Every record below needs to be retyped exactly as it appears.

Stored entries:
===============

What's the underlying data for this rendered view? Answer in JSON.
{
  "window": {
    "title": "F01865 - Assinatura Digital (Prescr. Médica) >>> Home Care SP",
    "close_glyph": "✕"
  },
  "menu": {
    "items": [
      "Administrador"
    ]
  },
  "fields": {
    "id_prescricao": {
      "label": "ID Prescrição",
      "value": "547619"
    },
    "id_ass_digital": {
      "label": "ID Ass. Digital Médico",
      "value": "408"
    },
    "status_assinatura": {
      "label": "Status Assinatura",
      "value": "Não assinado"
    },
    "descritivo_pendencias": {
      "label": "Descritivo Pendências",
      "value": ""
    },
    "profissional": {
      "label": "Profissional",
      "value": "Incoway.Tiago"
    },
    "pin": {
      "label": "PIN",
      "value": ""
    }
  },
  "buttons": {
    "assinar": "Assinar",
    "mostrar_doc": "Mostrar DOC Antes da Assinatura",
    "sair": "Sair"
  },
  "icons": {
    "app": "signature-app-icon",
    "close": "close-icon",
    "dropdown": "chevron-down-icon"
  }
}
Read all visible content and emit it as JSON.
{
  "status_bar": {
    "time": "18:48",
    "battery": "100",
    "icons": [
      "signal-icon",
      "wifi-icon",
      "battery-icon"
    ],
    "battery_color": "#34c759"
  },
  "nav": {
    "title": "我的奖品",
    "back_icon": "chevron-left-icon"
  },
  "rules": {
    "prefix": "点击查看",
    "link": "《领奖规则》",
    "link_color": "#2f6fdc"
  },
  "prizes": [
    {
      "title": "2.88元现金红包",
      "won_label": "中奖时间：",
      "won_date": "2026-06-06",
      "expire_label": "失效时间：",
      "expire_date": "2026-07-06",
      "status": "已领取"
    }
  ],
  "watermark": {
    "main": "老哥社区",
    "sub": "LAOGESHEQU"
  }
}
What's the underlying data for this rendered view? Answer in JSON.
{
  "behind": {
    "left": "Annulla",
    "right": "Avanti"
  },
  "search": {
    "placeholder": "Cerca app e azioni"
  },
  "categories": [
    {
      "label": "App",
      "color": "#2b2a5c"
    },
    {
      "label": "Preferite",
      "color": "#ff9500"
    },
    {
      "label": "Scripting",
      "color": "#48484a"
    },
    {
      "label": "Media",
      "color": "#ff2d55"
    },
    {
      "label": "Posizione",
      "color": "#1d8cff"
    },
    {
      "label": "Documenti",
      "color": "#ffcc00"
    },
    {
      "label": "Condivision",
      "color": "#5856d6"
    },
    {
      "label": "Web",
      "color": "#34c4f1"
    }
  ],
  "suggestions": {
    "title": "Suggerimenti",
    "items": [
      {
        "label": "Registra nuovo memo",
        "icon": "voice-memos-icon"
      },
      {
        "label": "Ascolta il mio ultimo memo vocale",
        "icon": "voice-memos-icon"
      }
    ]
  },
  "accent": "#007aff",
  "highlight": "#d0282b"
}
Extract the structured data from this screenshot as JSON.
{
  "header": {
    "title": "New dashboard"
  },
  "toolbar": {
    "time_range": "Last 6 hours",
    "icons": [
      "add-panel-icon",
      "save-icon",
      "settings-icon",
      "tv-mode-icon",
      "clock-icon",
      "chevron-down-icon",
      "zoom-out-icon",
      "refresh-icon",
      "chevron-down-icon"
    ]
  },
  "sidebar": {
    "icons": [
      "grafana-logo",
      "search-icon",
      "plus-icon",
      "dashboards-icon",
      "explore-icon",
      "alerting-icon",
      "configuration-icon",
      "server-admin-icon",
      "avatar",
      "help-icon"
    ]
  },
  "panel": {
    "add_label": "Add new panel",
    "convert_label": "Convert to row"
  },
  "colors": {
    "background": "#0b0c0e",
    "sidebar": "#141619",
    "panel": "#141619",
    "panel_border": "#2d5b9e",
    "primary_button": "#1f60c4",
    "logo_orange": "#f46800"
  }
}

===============

■ Task solution ■
What's the underlying data for this rendered view? Answer in JSON.
{
  "window": {
    "title": "F01865 - Assinatura Digital (Prescr. Médica) >>> Home Care SP",
    "close_glyph": "✕"
  },
  "menu": {
    "items": [
      "Administrador"
    ]
  },
  "fields": {
    "id_prescricao": {
      "label": "ID Prescrição",
      "value": "547619"
    },
    "id_ass_digital": {
      "label": "ID Ass. Digital Médico",
      "value": "408"
    },
    "status_assinatura": {
      "label": "Status Assinatura",
      "value": "Não assinado"
    },
    "descritivo_pendencias": {
      "label": "Descritivo Pendências",
      "value": ""
    },
    "profissional": {
      "label": "Profissional",
      "value": "Incoway.Tiago"
    },
    "pin": {
      "label": "PIN",
      "value": ""
    }
  },
  "buttons": {
    "assinar": "Assinar",
    "mostrar_doc": "Mostrar DOC Antes da Assinatura",
    "sair": "Sair"
  },
  "icons": {
    "app": "signature-app-icon",
    "close": "close-icon",
    "dropdown": "chevron-down-icon"
  }
}
Read all visible content and emit it as JSON.
{
  "status_bar": {
    "time": "18:48",
    "battery": "100",
    "icons": [
      "signal-icon",
      "wifi-icon",
      "battery-icon"
    ],
    "battery_color": "#34c759"
  },
  "nav": {
    "title": "我的奖品",
    "back_icon": "chevron-left-icon"
  },
  "rules": {
    "prefix": "点击查看",
    "link": "《领奖规则》",
    "link_color": "#2f6fdc"
  },
  "prizes": [
    {
      "title": "2.88元现金红包",
      "won_label": "中奖时间：",
      "won_date": "2026-06-06",
      "expire_label": "失效时间：",
      "expire_date": "2026-07-06",
      "status": "已领取"
    }
  ],
  "watermark": {
    "main": "老哥社区",
    "sub": "LAOGESHEQU"
  }
}
What's the underlying data for this rendered view? Answer in JSON.
{
  "behind": {
    "left": "Annulla",
    "right": "Avanti"
  },
  "search": {
    "placeholder": "Cerca app e azioni"
  },
  "categories": [
    {
      "label": "App",
      "color": "#2b2a5c"
    },
    {
      "label": "Preferite",
      "color": "#ff9500"
    },
    {
      "label": "Scripting",
      "color": "#48484a"
    },
    {
      "label": "Media",
      "color": "#ff2d55"
    },
    {
      "label": "Posizione",
      "color": "#1d8cff"
    },
    {
      "label": "Documenti",
      "color": "#ffcc00"
    },
    {
      "label": "Condivision",
      "color": "#5856d6"
    },
    {
      "label": "Web",
      "color": "#34c4f1"
    }
  ],
  "suggestions": {
    "title": "Suggerimenti",
    "items": [
      {
        "label": "Registra nuovo memo",
        "icon": "voice-memos-icon"
      },
      {
        "label": "Ascolta il mio ultimo memo vocale",
        "icon": "voice-memos-icon"
      }
    ]
  },
  "accent": "#007aff",
  "highlight": "#d0282b"
}
Extract the structured data from this screenshot as JSON.
{
  "header": {
    "title": "New dashboard"
  },
  "toolbar": {
    "time_range": "Last 6 hours",
    "icons": [
      "add-panel-icon",
      "save-icon",
      "settings-icon",
      "tv-mode-icon",
      "clock-icon",
      "chevron-down-icon",
      "zoom-out-icon",
      "refresh-icon",
      "chevron-down-icon"
    ]
  },
  "sidebar": {
    "icons": [
      "grafana-logo",
      "search-icon",
      "plus-icon",
      "dashboards-icon",
      "explore-icon",
      "alerting-icon",
      "configuration-icon",
      "server-admin-icon",
      "avatar",
      "help-icon"
    ]
  },
  "panel": {
    "add_label": "Add new panel",
    "convert_label": "Convert to row"
  },
  "colors": {
    "background": "#0b0c0e",
    "sidebar": "#141619",
    "panel": "#141619",
    "panel_border": "#2d5b9e",
    "primary_button": "#1f60c4",
    "logo_orange": "#f46800"
  }
}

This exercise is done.